§ Entries taken from a collection:
====

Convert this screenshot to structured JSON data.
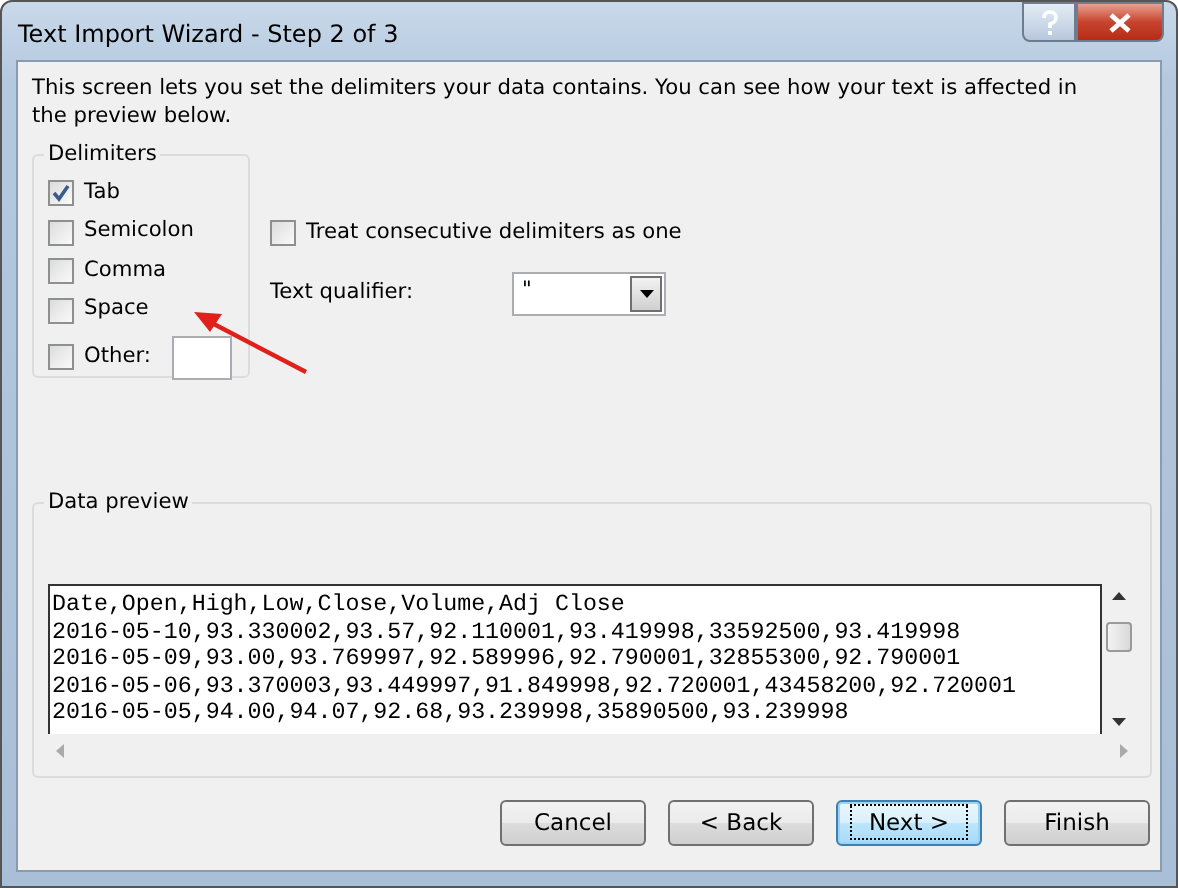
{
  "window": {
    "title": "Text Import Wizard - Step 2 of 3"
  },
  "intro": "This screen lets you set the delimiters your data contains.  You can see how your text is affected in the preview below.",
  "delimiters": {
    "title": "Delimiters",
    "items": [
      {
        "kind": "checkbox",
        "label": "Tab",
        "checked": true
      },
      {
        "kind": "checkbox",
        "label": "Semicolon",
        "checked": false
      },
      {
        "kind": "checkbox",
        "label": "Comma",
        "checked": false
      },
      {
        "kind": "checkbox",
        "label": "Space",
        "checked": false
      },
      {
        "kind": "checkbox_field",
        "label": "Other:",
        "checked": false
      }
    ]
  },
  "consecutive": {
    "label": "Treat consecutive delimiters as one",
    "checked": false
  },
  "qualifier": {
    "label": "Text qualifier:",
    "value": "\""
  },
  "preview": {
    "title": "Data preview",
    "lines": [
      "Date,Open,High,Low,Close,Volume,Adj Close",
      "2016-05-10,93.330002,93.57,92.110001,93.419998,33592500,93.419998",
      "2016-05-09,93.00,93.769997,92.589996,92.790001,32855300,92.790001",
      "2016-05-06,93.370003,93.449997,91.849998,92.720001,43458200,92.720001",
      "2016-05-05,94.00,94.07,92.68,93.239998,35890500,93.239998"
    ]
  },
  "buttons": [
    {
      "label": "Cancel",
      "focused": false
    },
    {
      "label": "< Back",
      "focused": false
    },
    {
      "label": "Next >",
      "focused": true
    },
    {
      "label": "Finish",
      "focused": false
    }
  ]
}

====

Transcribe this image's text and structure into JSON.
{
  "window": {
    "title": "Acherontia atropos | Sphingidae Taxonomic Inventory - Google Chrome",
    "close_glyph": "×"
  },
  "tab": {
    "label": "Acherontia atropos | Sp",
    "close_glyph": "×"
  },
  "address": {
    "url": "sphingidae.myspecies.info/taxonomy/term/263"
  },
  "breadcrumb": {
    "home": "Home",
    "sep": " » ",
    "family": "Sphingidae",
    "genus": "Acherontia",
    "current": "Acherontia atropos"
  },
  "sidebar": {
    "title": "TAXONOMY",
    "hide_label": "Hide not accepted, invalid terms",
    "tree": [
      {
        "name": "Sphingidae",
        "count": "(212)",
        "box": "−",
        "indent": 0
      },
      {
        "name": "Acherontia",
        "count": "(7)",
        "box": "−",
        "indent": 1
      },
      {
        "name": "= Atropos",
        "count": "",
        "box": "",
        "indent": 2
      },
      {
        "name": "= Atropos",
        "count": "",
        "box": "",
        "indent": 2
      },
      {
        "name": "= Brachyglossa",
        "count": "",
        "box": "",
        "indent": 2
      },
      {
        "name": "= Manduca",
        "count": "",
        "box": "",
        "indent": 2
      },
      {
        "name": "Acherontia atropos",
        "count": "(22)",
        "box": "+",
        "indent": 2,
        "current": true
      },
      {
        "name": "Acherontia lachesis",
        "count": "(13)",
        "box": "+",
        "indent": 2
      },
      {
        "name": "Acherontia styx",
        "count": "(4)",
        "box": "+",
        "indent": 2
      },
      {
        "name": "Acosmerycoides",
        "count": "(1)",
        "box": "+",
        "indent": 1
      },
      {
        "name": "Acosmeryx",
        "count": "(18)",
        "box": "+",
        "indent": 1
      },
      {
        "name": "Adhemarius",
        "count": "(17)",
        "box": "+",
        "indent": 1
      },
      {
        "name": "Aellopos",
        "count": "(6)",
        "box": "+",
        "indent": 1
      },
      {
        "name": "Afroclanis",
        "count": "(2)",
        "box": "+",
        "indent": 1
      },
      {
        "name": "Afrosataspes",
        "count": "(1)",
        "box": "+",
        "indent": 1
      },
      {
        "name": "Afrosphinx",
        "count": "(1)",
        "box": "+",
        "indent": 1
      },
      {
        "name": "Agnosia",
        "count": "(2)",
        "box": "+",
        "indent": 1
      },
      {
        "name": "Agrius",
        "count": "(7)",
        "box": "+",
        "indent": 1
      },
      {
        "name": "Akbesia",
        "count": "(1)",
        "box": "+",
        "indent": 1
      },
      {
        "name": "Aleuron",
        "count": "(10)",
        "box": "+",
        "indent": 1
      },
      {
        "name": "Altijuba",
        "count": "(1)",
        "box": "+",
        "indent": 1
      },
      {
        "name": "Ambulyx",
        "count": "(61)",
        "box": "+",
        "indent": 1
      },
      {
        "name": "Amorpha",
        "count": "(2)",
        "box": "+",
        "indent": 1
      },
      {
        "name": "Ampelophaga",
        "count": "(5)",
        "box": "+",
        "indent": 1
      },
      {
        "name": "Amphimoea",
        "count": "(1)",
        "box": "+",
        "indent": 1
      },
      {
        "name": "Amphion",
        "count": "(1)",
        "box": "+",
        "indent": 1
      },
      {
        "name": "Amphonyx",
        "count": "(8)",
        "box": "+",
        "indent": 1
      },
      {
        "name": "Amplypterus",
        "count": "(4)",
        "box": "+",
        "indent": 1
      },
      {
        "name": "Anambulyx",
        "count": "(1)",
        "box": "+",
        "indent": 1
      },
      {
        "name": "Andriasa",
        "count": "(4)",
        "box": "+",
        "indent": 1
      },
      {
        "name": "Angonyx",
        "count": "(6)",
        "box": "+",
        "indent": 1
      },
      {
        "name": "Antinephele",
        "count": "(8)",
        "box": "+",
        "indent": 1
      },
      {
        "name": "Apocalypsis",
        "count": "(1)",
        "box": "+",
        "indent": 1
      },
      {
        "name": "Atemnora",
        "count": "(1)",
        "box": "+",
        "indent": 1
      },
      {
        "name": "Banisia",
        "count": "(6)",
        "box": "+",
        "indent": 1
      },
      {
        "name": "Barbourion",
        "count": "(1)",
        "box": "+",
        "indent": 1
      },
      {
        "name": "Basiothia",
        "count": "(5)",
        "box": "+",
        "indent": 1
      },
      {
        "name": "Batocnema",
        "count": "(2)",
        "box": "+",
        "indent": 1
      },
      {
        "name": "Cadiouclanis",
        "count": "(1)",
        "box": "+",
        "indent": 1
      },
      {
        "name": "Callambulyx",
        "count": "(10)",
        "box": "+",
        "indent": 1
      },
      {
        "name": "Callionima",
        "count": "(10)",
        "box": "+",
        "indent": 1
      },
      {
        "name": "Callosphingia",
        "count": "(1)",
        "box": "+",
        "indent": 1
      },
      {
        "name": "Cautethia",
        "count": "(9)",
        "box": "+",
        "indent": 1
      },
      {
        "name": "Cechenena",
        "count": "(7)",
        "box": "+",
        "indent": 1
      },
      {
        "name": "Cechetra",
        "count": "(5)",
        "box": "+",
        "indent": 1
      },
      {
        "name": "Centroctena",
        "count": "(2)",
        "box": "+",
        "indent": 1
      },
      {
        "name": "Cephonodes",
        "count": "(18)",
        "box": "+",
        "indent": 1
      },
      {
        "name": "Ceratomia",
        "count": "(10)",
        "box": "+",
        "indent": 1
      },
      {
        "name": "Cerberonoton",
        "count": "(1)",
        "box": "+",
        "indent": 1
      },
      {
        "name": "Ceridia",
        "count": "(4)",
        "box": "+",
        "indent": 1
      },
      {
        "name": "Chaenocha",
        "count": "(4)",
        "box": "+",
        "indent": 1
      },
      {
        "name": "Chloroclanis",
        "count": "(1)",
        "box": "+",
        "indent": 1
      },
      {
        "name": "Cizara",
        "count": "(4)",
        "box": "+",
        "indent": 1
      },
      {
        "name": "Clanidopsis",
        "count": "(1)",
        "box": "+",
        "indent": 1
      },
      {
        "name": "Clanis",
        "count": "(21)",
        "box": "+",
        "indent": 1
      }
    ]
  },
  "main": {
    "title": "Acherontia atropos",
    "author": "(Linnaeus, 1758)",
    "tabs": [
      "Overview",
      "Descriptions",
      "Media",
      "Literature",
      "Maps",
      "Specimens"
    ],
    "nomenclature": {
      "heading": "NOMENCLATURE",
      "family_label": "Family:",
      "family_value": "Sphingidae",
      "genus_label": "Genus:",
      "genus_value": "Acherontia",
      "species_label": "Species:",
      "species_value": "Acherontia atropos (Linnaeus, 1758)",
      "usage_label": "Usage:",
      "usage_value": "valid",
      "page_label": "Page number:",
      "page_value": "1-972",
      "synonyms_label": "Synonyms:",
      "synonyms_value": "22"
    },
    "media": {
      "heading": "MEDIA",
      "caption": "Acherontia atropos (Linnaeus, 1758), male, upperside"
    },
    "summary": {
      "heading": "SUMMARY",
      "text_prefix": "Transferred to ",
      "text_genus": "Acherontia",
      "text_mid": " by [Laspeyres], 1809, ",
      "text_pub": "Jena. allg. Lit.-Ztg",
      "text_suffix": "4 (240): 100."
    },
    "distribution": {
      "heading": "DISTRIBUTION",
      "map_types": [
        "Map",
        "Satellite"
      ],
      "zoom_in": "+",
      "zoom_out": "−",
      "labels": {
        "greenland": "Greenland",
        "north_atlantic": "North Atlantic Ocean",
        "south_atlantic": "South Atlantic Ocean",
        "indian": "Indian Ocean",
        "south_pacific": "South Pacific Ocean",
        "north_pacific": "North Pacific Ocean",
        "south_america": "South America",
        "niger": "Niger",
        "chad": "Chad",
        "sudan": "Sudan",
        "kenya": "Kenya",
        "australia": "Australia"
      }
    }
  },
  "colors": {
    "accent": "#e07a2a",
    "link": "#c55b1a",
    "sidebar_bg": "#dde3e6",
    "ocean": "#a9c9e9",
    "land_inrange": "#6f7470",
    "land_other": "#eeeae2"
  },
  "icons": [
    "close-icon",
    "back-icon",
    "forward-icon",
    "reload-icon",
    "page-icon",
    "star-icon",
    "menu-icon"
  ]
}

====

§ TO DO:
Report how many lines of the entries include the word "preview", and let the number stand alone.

§ ANSWER TO THE PROBLEM:
3